**Aim of the task:** Would you set down every entry shown below, precisely as written?

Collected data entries
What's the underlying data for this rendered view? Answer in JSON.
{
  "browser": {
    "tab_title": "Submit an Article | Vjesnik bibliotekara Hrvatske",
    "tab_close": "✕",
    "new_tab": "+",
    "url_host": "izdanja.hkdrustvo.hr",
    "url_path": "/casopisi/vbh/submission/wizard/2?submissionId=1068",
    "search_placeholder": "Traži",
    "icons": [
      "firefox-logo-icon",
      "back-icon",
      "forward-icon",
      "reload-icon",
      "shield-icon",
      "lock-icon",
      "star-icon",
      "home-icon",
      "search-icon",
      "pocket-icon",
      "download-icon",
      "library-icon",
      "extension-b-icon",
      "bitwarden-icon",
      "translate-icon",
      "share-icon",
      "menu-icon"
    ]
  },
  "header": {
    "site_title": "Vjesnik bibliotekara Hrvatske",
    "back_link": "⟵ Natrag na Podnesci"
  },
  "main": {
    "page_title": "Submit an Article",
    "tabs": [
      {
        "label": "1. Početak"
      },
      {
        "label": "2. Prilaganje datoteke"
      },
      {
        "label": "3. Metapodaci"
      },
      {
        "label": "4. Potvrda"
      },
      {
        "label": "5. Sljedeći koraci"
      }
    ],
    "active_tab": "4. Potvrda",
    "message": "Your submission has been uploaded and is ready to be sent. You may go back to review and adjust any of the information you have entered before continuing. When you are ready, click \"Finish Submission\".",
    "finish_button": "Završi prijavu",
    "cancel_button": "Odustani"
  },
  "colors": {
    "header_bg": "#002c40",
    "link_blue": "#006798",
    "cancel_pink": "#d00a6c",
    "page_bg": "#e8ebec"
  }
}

**Completed task:**
What's the underlying data for this rendered view? Answer in JSON.
{
  "browser": {
    "tab_title": "Submit an Article | Vjesnik bibliotekara Hrvatske",
    "tab_close": "✕",
    "new_tab": "+",
    "url_host": "izdanja.hkdrustvo.hr",
    "url_path": "/casopisi/vbh/submission/wizard/2?submissionId=1068",
    "search_placeholder": "Traži",
    "icons": [
      "firefox-logo-icon",
      "back-icon",
      "forward-icon",
      "reload-icon",
      "shield-icon",
      "lock-icon",
      "star-icon",
      "home-icon",
      "search-icon",
      "pocket-icon",
      "download-icon",
      "library-icon",
      "extension-b-icon",
      "bitwarden-icon",
      "translate-icon",
      "share-icon",
      "menu-icon"
    ]
  },
  "header": {
    "site_title": "Vjesnik bibliotekara Hrvatske",
    "back_link": "⟵ Natrag na Podnesci"
  },
  "main": {
    "page_title": "Submit an Article",
    "tabs": [
      {
        "label": "1. Početak"
      },
      {
        "label": "2. Prilaganje datoteke"
      },
      {
        "label": "3. Metapodaci"
      },
      {
        "label": "4. Potvrda"
      },
      {
        "label": "5. Sljedeći koraci"
      }
    ],
    "active_tab": "4. Potvrda",
    "message": "Your submission has been uploaded and is ready to be sent. You may go back to review and adjust any of the information you have entered before continuing. When you are ready, click \"Finish Submission\".",
    "finish_button": "Završi prijavu",
    "cancel_button": "Odustani"
  },
  "colors": {
    "header_bg": "#002c40",
    "link_blue": "#006798",
    "cancel_pink": "#d00a6c",
    "page_bg": "#e8ebec"
  }
}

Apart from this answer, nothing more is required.